The wisdom of God alone can unfold the mysteries of the plan of salvation. The wisdom of men may or may not be valuable, as experience shall prove; but the wisdom of God is indispensable. Miss what you may in the line of worldly attainments, but you must have faith in the pardon brought to you at infinite cost, or all the wisdom attained on earth will perish with you. CT 30.2
Shall we bring into our schools the sower of tares? Shall we permit men who have been taught by the enemy of all truth, to have the education of our youth? Or shall we take the word of God as our guide? Why take the unstable words of men as exalted wisdom, when a greater and certain wisdom is at your command? Why present inferior authors to the attention of students, when He whose words are spirit and life invites, “Come, ... and learn of Me”? Matthew 11:28, 29. CT 30.3Read in context »

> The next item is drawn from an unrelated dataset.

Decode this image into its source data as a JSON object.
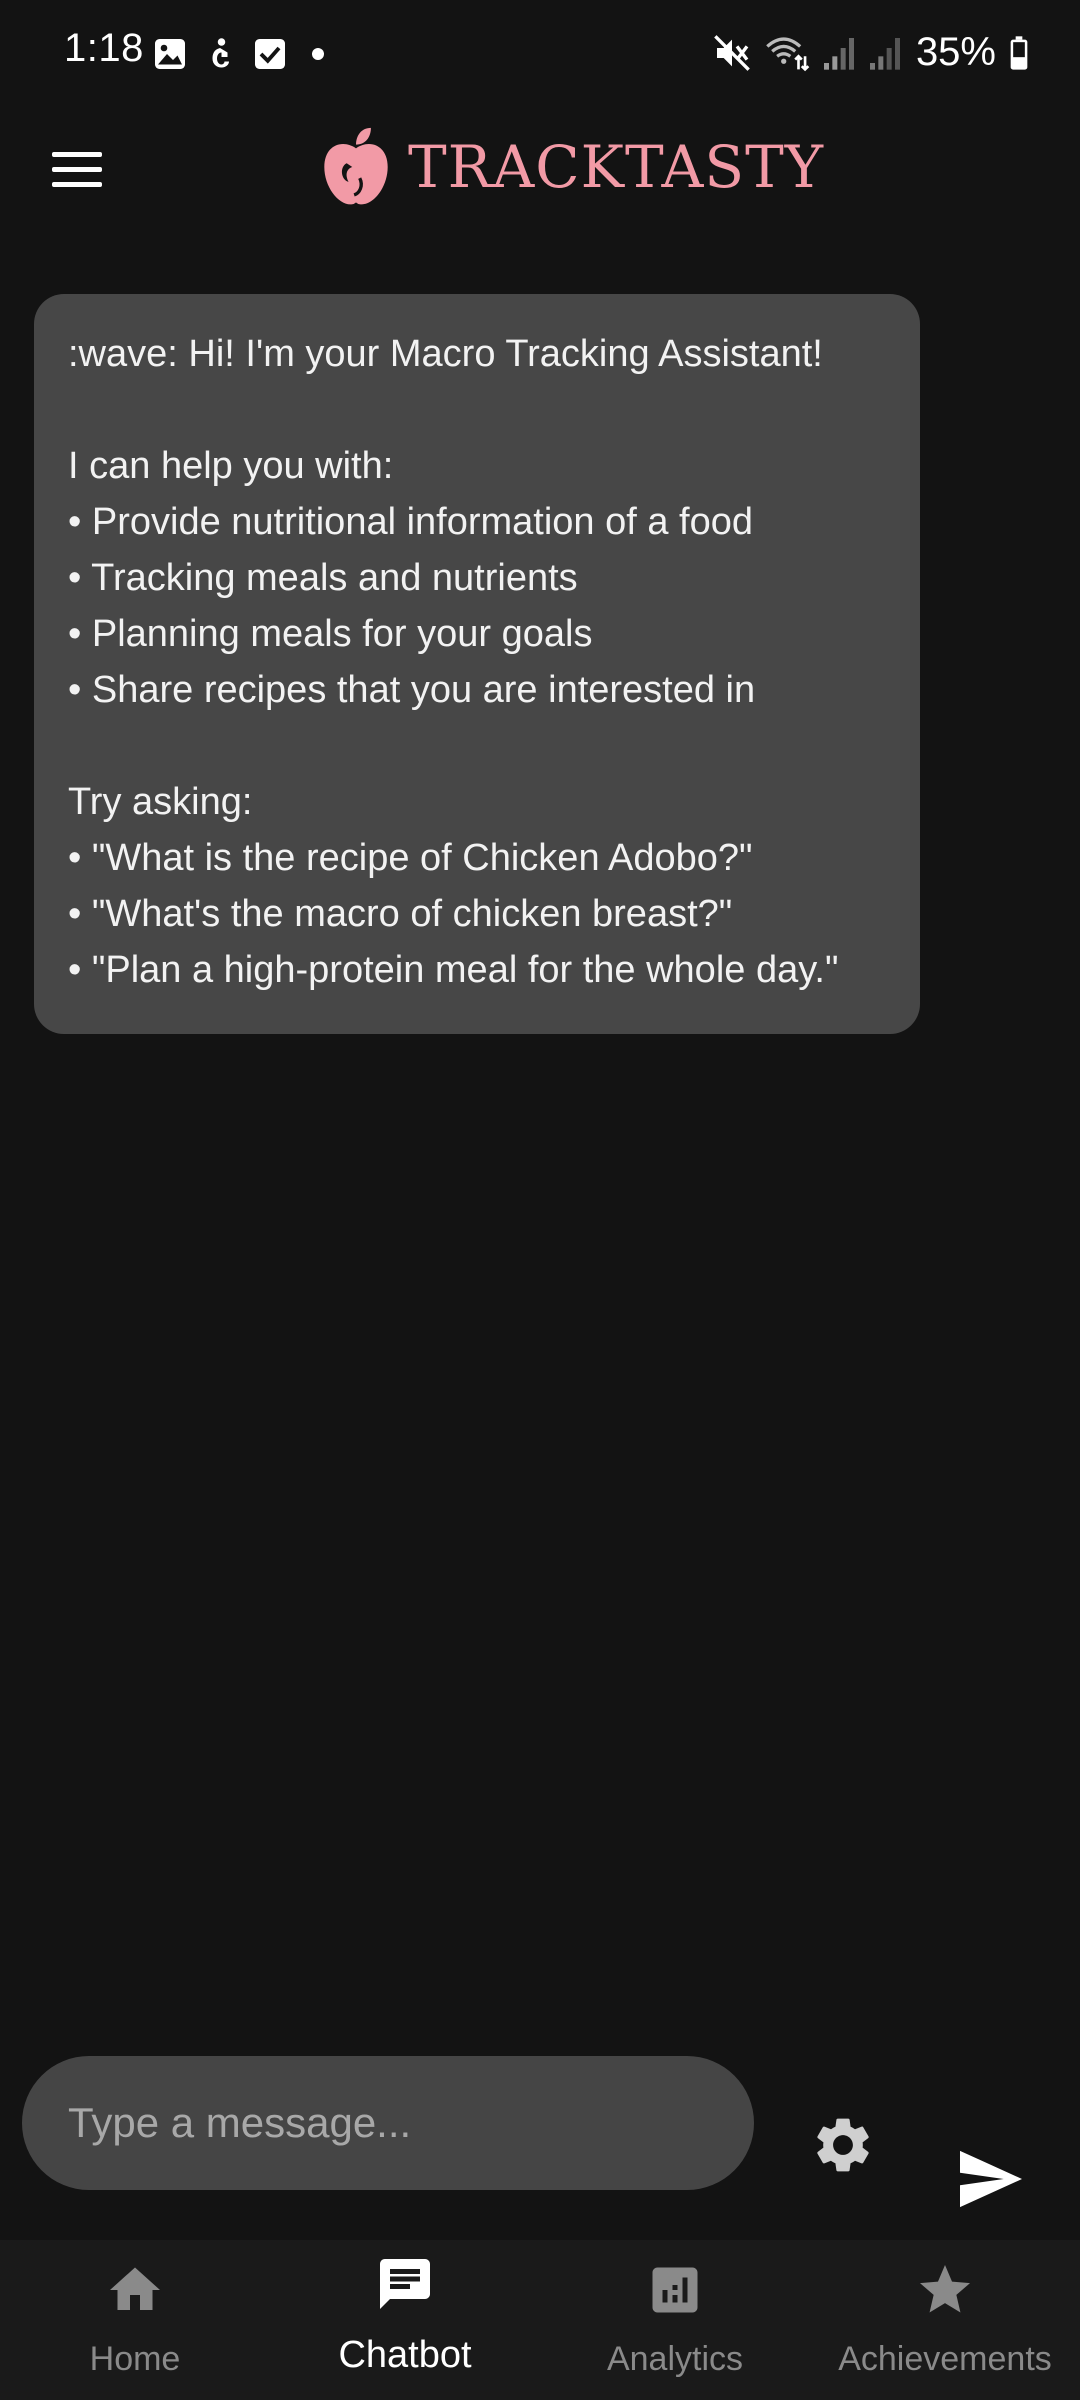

Every act of Christ's ministry was far-reaching in its purpose. It comprehended more than appeared in the act itself. So in the case of the leper. While Jesus ministered to all who came unto Him, He yearned to bless those who came not. While He drew the publicans, the heathen, and the Samaritans, He longed to reach the priests and teachers who were shut in by prejudice and tradition. He left untried no means by which they might be reached. In sending the healed leper to the priests, He gave them a testimony calculated to disarm their prejudices. DA 265.1
The Pharisees had asserted that Christ's teaching was opposed to the law which God had given through Moses; but His direction to the cleansed leper to present an offering according to the law disproved this charge. It was sufficient testimony for all who were willing to be convinced. DA 265.2
The leaders at Jerusalem had sent out spies to find some pretext for putting Christ to death. He responded by giving them an evidence of His love for humanity, His respect for the law, and His power to deliver from sin and death. Thus He bore witness of them: “They have rewarded Me evil for good, and hatred for My love.” Psalm 109:5. He who on the mount gave the precept, “Love your enemies,” Himself exemplified the principle, not rendering “evil for evil, or railing for railing: but contrariwise blessing.” Matthew 5:44; 1 Peter 3:9. DA 265.3Read in context »